Thursday, July 28, 2011

Hand Cut Dove tails, take 1

Dovetails are a classic joint and are incredibly strong. A lot of times they can be found on drawers but are also used in some boxes. A dovetail joint can also be used as a design element. There are two major types of dovetails: through and half blind. Since dovetails are such a historic type of joint I felt like I need to learn to hand cut dovetails. Dovetails can be cut with a router and there are a lot of dovetail gig and bits available to make them. But for me learning to cut them by hand is where I want to start. I have watched a few videos on how to cut dovetails and read some article also, so I thought it was time to give it a try.

I bought a 1/2" thick poplar board that was 5.5" wide and 4' long. I thought this would be good stock to practice on and if there is any left it can be used to make the treasure chest I mentioned in my last post. I also bought a back saw and a coping saw. Both saws were Kobalt brand from Lowes. I know these may not be the best but just starting out I thought they would work, plus there isn't a woodworking store anywhere within a hour of driving.

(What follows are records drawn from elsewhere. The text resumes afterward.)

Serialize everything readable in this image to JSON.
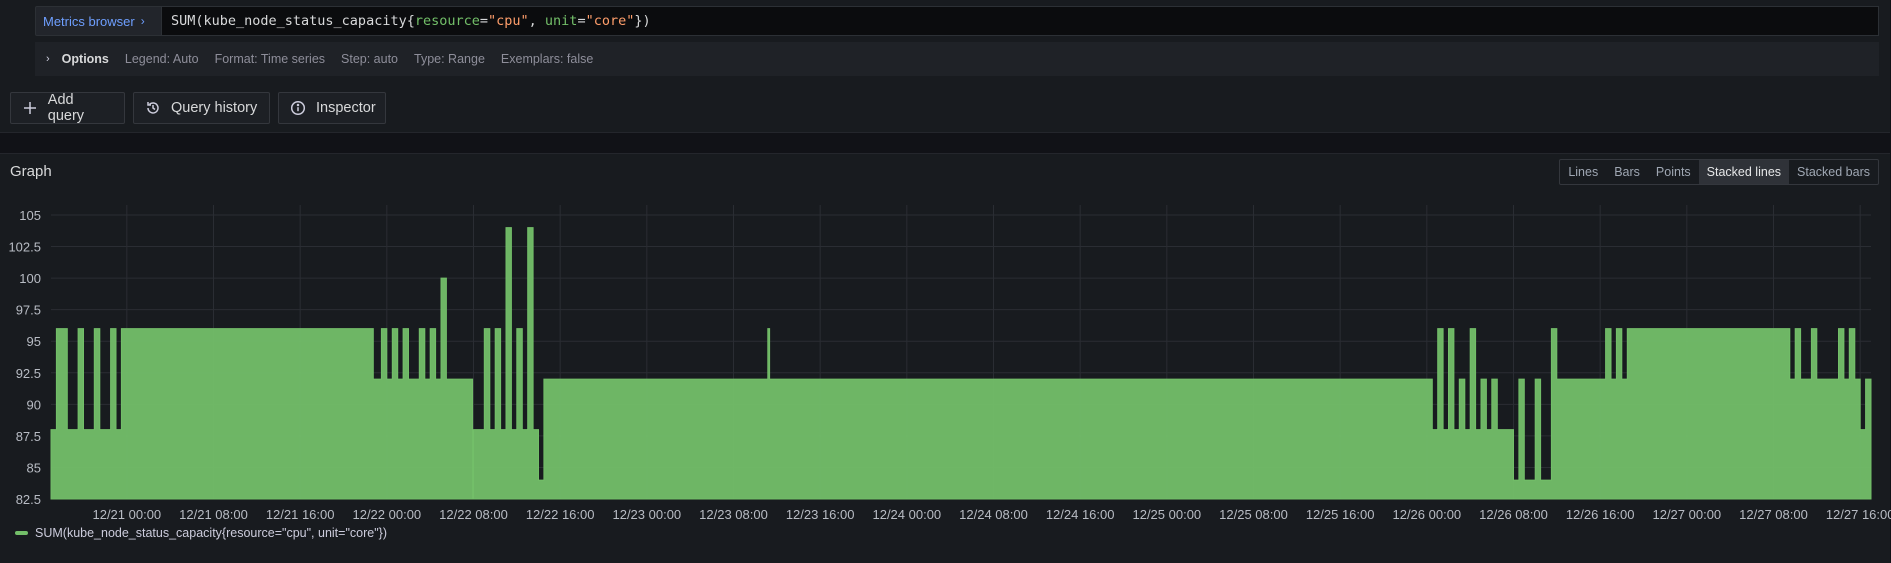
{
  "query_editor": {
    "metrics_browser_label": "Metrics browser",
    "query_parts": {
      "fn": "SUM(kube_node_status_capacity{",
      "k1": "resource",
      "eq1": "=",
      "v1": "\"cpu\"",
      "sep": ", ",
      "k2": "unit",
      "eq2": "=",
      "v2": "\"core\"",
      "end": "})"
    },
    "options": {
      "title": "Options",
      "items": [
        "Legend: Auto",
        "Format: Time series",
        "Step: auto",
        "Type: Range",
        "Exemplars: false"
      ]
    }
  },
  "toolbar": {
    "add_query_label": "Add query",
    "query_history_label": "Query history",
    "inspector_label": "Inspector"
  },
  "graph": {
    "title": "Graph",
    "display_modes": [
      "Lines",
      "Bars",
      "Points",
      "Stacked lines",
      "Stacked bars"
    ],
    "active_mode": "Stacked lines",
    "legend_label": "SUM(kube_node_status_capacity{resource=\"cpu\", unit=\"core\"})"
  },
  "colors": {
    "series": "#73bf69",
    "accent_link": "#6e9fff",
    "background": "#111217",
    "panel": "#181b1f"
  },
  "chart_data": {
    "type": "area",
    "series": [
      {
        "name": "SUM(kube_node_status_capacity{resource=\"cpu\", unit=\"core\"})",
        "stacked": true,
        "points": [
          [
            "12/20 17:00",
            88
          ],
          [
            "12/20 17:30",
            96
          ],
          [
            "12/20 18:30",
            88
          ],
          [
            "12/20 19:30",
            96
          ],
          [
            "12/20 20:00",
            88
          ],
          [
            "12/20 21:00",
            96
          ],
          [
            "12/20 21:30",
            88
          ],
          [
            "12/20 22:30",
            96
          ],
          [
            "12/20 23:00",
            88
          ],
          [
            "12/20 23:30",
            96
          ],
          [
            "12/21 22:30",
            96
          ],
          [
            "12/21 22:45",
            92
          ],
          [
            "12/21 23:30",
            96
          ],
          [
            "12/22 00:00",
            92
          ],
          [
            "12/22 00:30",
            96
          ],
          [
            "12/22 01:00",
            92
          ],
          [
            "12/22 01:30",
            96
          ],
          [
            "12/22 02:00",
            92
          ],
          [
            "12/22 03:00",
            96
          ],
          [
            "12/22 03:30",
            92
          ],
          [
            "12/22 04:00",
            96
          ],
          [
            "12/22 04:30",
            92
          ],
          [
            "12/22 05:00",
            100
          ],
          [
            "12/22 05:30",
            92
          ],
          [
            "12/22 07:50",
            92
          ],
          [
            "12/22 07:55",
            82.5
          ],
          [
            "12/22 08:00",
            88
          ],
          [
            "12/22 09:00",
            96
          ],
          [
            "12/22 09:30",
            88
          ],
          [
            "12/22 10:00",
            96
          ],
          [
            "12/22 10:30",
            88
          ],
          [
            "12/22 11:00",
            104
          ],
          [
            "12/22 11:30",
            88
          ],
          [
            "12/22 12:00",
            96
          ],
          [
            "12/22 12:30",
            88
          ],
          [
            "12/22 13:00",
            104
          ],
          [
            "12/22 13:30",
            88
          ],
          [
            "12/22 14:00",
            84
          ],
          [
            "12/22 14:30",
            92
          ],
          [
            "12/23 11:00",
            92
          ],
          [
            "12/23 11:10",
            96
          ],
          [
            "12/23 11:20",
            92
          ],
          [
            "12/26 00:00",
            92
          ],
          [
            "12/26 00:30",
            88
          ],
          [
            "12/26 01:00",
            96
          ],
          [
            "12/26 01:30",
            88
          ],
          [
            "12/26 02:00",
            96
          ],
          [
            "12/26 02:30",
            88
          ],
          [
            "12/26 03:00",
            92
          ],
          [
            "12/26 03:30",
            88
          ],
          [
            "12/26 04:00",
            96
          ],
          [
            "12/26 04:30",
            88
          ],
          [
            "12/26 05:00",
            92
          ],
          [
            "12/26 05:30",
            88
          ],
          [
            "12/26 06:00",
            92
          ],
          [
            "12/26 06:30",
            88
          ],
          [
            "12/26 08:00",
            84
          ],
          [
            "12/26 08:30",
            92
          ],
          [
            "12/26 09:00",
            84
          ],
          [
            "12/26 10:00",
            92
          ],
          [
            "12/26 10:30",
            84
          ],
          [
            "12/26 11:30",
            96
          ],
          [
            "12/26 12:00",
            92
          ],
          [
            "12/26 16:00",
            92
          ],
          [
            "12/26 16:30",
            96
          ],
          [
            "12/26 17:00",
            92
          ],
          [
            "12/26 17:30",
            96
          ],
          [
            "12/26 18:00",
            92
          ],
          [
            "12/26 18:30",
            96
          ],
          [
            "12/27 09:00",
            96
          ],
          [
            "12/27 09:30",
            92
          ],
          [
            "12/27 10:00",
            96
          ],
          [
            "12/27 10:30",
            92
          ],
          [
            "12/27 11:30",
            96
          ],
          [
            "12/27 12:00",
            92
          ],
          [
            "12/27 14:00",
            96
          ],
          [
            "12/27 14:30",
            92
          ],
          [
            "12/27 15:00",
            96
          ],
          [
            "12/27 15:30",
            92
          ],
          [
            "12/27 16:00",
            88
          ],
          [
            "12/27 16:30",
            92
          ],
          [
            "12/27 17:00",
            92
          ]
        ]
      }
    ],
    "x_tick_labels": [
      "12/21 00:00",
      "12/21 08:00",
      "12/21 16:00",
      "12/22 00:00",
      "12/22 08:00",
      "12/22 16:00",
      "12/23 00:00",
      "12/23 08:00",
      "12/23 16:00",
      "12/24 00:00",
      "12/24 08:00",
      "12/24 16:00",
      "12/25 00:00",
      "12/25 08:00",
      "12/25 16:00",
      "12/26 00:00",
      "12/26 08:00",
      "12/26 16:00",
      "12/27 00:00",
      "12/27 08:00",
      "12/27 16:00"
    ],
    "y_tick_labels": [
      "82.5",
      "85",
      "87.5",
      "90",
      "92.5",
      "95",
      "97.5",
      "100",
      "102.5",
      "105"
    ],
    "xlim": [
      "12/20 17:00",
      "12/27 17:00"
    ],
    "ylim": [
      82,
      106.5
    ],
    "grid": true,
    "legend_position": "bottom-left"
  }
}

First I lay out the tails (which are where the name dovetail comes from since the tails look like a birds tail). I made the layout lines with a knife and then went of the lines with a pencil thinking it would make the knife line easier to see. I think that by making the pencil makes I may have lead myself astray because it was hard to see the knife line and was easier to follow my messy pencil line when sawing.

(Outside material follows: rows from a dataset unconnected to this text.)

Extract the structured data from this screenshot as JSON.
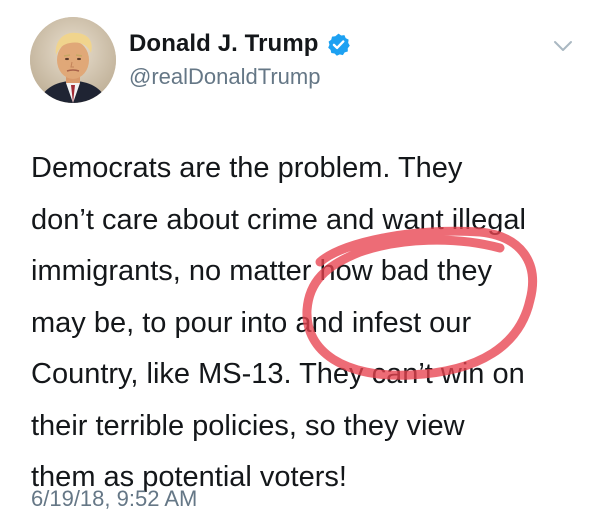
{
  "tweet": {
    "author": {
      "display_name": "Donald J. Trump",
      "handle": "@realDonaldTrump",
      "verified": true,
      "avatar_icon": "profile-photo"
    },
    "text_lines": [
      "Democrats are the problem. They",
      "don’t care about crime and want illegal",
      "immigrants, no matter how bad they",
      "may be, to pour into and infest our",
      "Country, like MS-13. They can’t win on",
      "their terrible policies, so they view",
      "them as potential voters!"
    ],
    "timestamp": "6/19/18, 9:52 AM",
    "menu_icon": "chevron-down-icon"
  },
  "annotation": {
    "shape": "hand-drawn circle",
    "color": "#e8434f"
  },
  "colors": {
    "text": "#14171a",
    "secondary": "#657786",
    "verified": "#1da1f2"
  }
}
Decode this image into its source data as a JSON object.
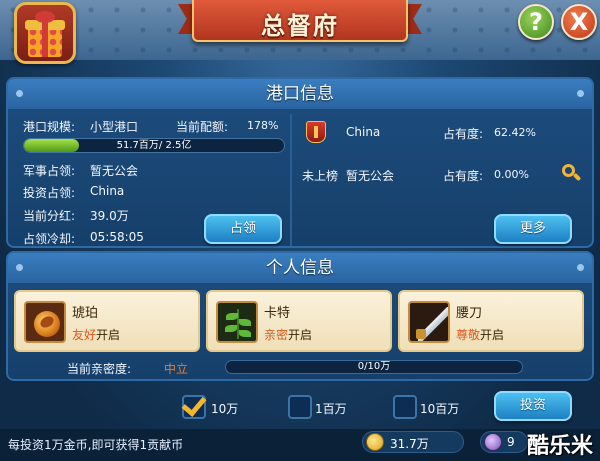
{
  "title": "总督府",
  "help_label": "?",
  "close_label": "X",
  "port_info": {
    "header": "港口信息",
    "size_label": "港口规模:",
    "size_value": "小型港口",
    "quota_label": "当前配额:",
    "quota_value": "178%",
    "progress_text": "51.7百万/ 2.5亿",
    "progress_fraction": 0.21,
    "military_label": "军事占领:",
    "military_value": "暂无公会",
    "investment_label": "投资占领:",
    "investment_value": "China",
    "dividend_label": "当前分红:",
    "dividend_value": "39.0万",
    "cooldown_label": "占领冷却:",
    "cooldown_value": "05:58:05",
    "occupy_button": "占领",
    "ranking": [
      {
        "rank_icon": "red-flag-rank-1-icon",
        "name": "China",
        "share_label": "占有度:",
        "share_value": "62.42%"
      },
      {
        "rank_text": "未上榜",
        "name": "暂无公会",
        "share_label": "占有度:",
        "share_value": "0.00%"
      }
    ],
    "more_button": "更多"
  },
  "personal_info": {
    "header": "个人信息",
    "cards": [
      {
        "icon": "amber-icon",
        "name": "琥珀",
        "tier": "友好",
        "status": "开启"
      },
      {
        "icon": "plant-icon",
        "name": "卡特",
        "tier": "亲密",
        "status": "开启"
      },
      {
        "icon": "sword-icon",
        "name": "腰刀",
        "tier": "尊敬",
        "status": "开启"
      }
    ],
    "intimacy_label": "当前亲密度:",
    "intimacy_level": "中立",
    "intimacy_progress": "0/10万"
  },
  "invest": {
    "options": [
      {
        "label": "10万",
        "checked": true
      },
      {
        "label": "1百万",
        "checked": false
      },
      {
        "label": "10百万",
        "checked": false
      }
    ],
    "button": "投资"
  },
  "footer": {
    "note": "每投资1万金币,即可获得1贡献币",
    "coins": "31.7万",
    "gems": "9",
    "watermark": "酷乐米"
  },
  "colors": {
    "accent_orange": "#e0581a",
    "button_blue": "#1d7fc4",
    "progress_green": "#7cc62e"
  }
}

I don't have a real wood working workbench with a vices so here is how I work on the piece. The work piece is clamped to a crude fence that I made in a attempt to re-saw with my band saw and then the fence is clamped to my work surface. The work surface is a piece of particle board sitting on 2 saw horses.
After I cut the tails I traced the tail locations onto the other piece to make the pins. I didn't have a good way to hold the pieces together while doing this which i think was a major source of error, not to mention my inability to saw where I needed to. The joint did go together with a little persuasion, but doesn't fit together nicely. But I did succeed in making a set of hand cut dovetails.

Overall it was a fun experience and I think I learned a lot doing it. I learned I need to practice sawing straight and along a line. I also learned my chisels need more sharpening and I need a real solid workbench.

Tuesday, July 26, 2011

Summer Time Ramblings

Coming up with idea of something to build is the easy part, finding the time and the financing is the hard part. Therefore a lot of my ideas don't get much further than an idea in my head or a 3D model in sketch up.

Right now it's the middle of summer so that means there is grass to cut, weeds to hoe, and vegetables to pick. My shop doesn't have air conditioning so it's not idea for wood working, both for my comfort and the stability of the wood. One evening recently I went to work in the shop after the kids went to bed (shop therapy) and at 9:20 pm the temperature in the shop was still 86*.

My 3, almost 4, year old daughter has been asking for a treasure chest to put the items she finds outside in (rocks and things like that). She watches a lot of Jake and the Neverland Pirates on the Disney Channel and I think that is where the treasure chest idea came from. So that will likely be something to build soon and I will probably build a pair of them so little brother will have one when he starts finding things he wants to rat hole. The treasure chest will probably be designed in a way that in the future it can be used as a jewelry box.